- **Component data from apps and pages**

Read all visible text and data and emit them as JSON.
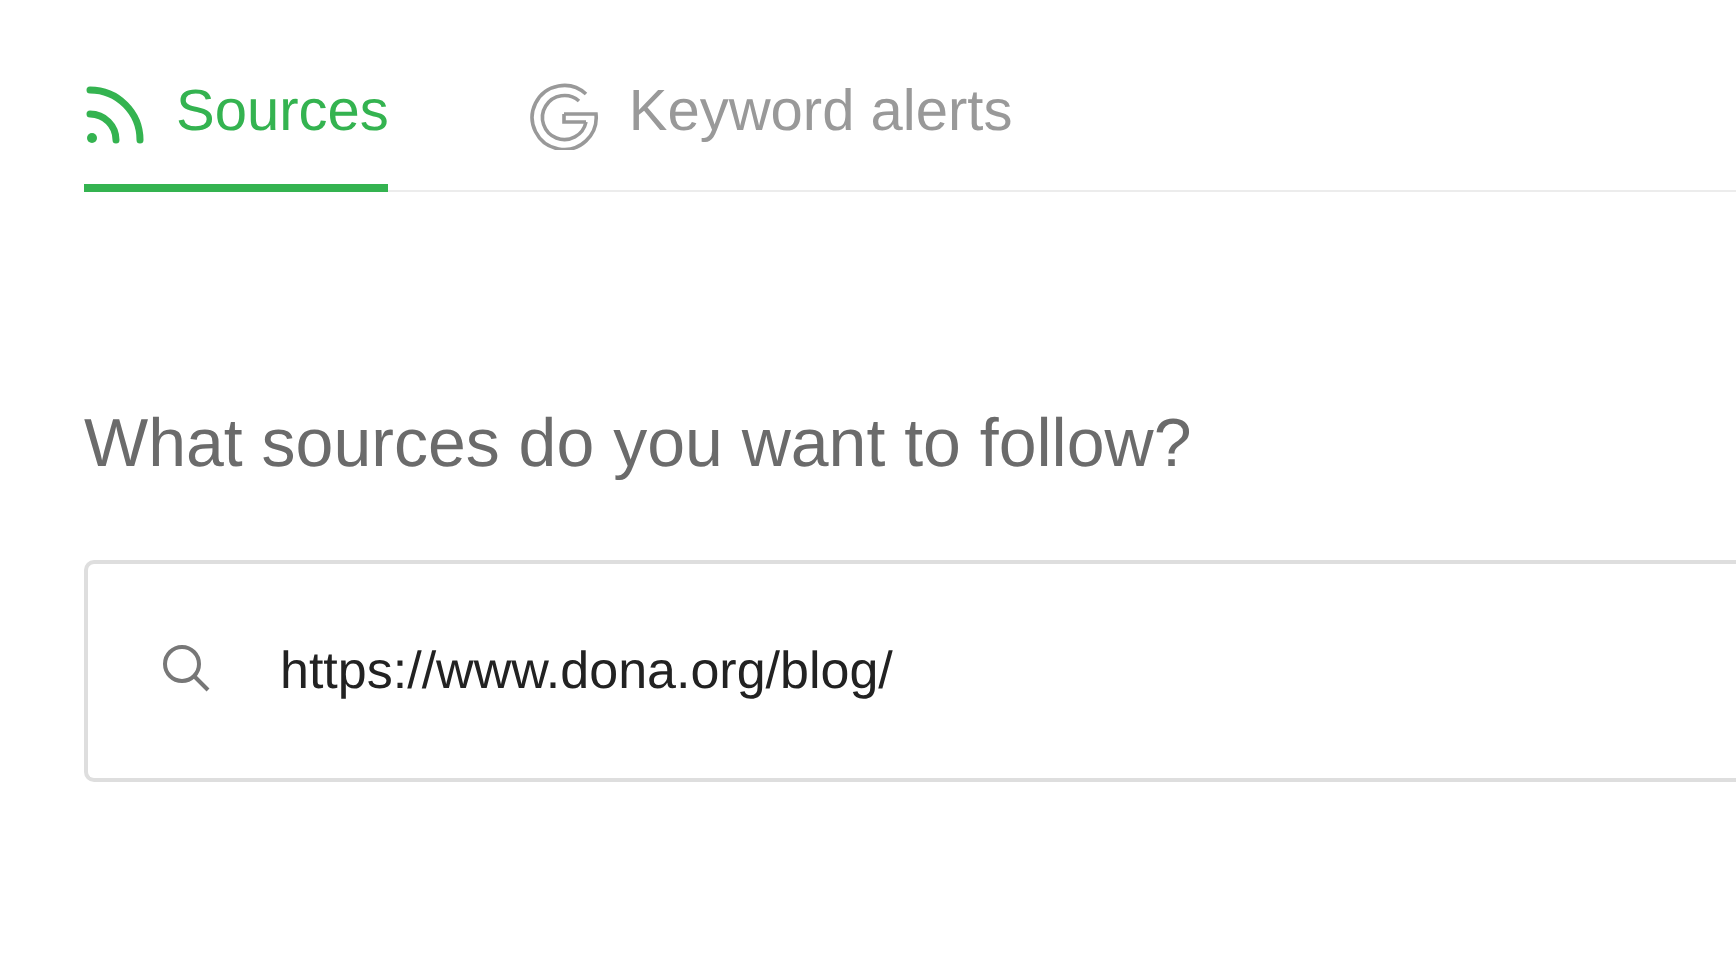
{
  "tabs": [
    {
      "label": "Sources",
      "kind": "rss",
      "selected": true
    },
    {
      "label": "Keyword alerts",
      "kind": "google",
      "selected": false
    }
  ],
  "heading": "What sources do you want to follow?",
  "search": {
    "value": "https://www.dona.org/blog/"
  }
}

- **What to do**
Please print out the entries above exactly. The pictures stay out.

- **Result of this task**
Read all visible text and data and emit them as JSON.
{
  "tabs": [
    {
      "label": "Sources",
      "kind": "rss",
      "selected": true
    },
    {
      "label": "Keyword alerts",
      "kind": "google",
      "selected": false
    }
  ],
  "heading": "What sources do you want to follow?",
  "search": {
    "value": "https://www.dona.org/blog/"
  }
}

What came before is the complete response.